Susan Dickerson Mayes & Hana Zickgraf, Penn State College of Medicine

Children eating

Atypical eating behaviors significantly more common in autism than in children with other disorders and typical children, with the most common behavior being limited food preferences. The number and types of atypical eating behaviors should alert clinicians to the possibility of autism.

Abstract

Background: Previous research has not yet examined the prevalence of atypical eating behaviors in children and adolescents with autism compared to those with ADHD, other disorders, and typical development.

Method: The sample comprised 2102 children: 1462 with autism, 327 with other disorders (e.g., ADHD, intellectual disability, language disorder, and learning disability), and 313 typical children, 1–18 years of age (mean 7.3). Atypical eating behaviors were assessed with the Checklist for Autism Spectrum Disorder based on a standardized parent interview conducted by licensed psychologists.

Results: Atypical eating behaviors were significantly more common in autism (70.4%) than in children with other disorders (13.1%) and typical children (4.8%). For children with autism who had atypical eating behaviors, the most common behavior was limited food preferences (88%), followed by hypersensitivity to food textures (46%), other peculiar patterns most often eating only one brand of food (27%), pocketing food without swallowing (19%), and pica (12%). Grain products and/or chicken (usually nuggets) were the preferred foods for 92% of children with autism who had limited food preferences. For children with autism who had atypical eating behaviors, 25% had three or more atypical eating behaviors (vs. 0% for children with other disorders or typical development). Only children with autism had pica or pocketed food.

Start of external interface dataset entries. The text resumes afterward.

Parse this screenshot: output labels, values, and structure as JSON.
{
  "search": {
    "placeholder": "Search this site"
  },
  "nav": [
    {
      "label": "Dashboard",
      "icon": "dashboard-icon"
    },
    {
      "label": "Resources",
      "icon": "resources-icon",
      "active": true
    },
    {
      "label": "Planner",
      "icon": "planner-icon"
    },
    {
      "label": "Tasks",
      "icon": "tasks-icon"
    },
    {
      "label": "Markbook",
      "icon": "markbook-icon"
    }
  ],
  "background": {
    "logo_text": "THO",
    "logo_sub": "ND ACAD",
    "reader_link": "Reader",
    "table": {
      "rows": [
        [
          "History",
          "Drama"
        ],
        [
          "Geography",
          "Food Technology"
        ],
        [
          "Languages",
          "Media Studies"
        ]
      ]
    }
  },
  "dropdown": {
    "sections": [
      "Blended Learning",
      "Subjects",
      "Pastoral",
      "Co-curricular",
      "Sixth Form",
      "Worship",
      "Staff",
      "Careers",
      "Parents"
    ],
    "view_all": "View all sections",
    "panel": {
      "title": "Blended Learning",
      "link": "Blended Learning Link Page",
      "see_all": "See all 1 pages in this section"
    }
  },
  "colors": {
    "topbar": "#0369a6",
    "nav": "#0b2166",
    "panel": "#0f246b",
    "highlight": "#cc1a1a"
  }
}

Conclusions: The number and types of atypical eating behaviors found only in children with autism and not in children with other disorders or typical development should alert clinicians to the possibility of autism and the need to evaluate for autism in order to facilitate early identification and access to evidence-based treatment.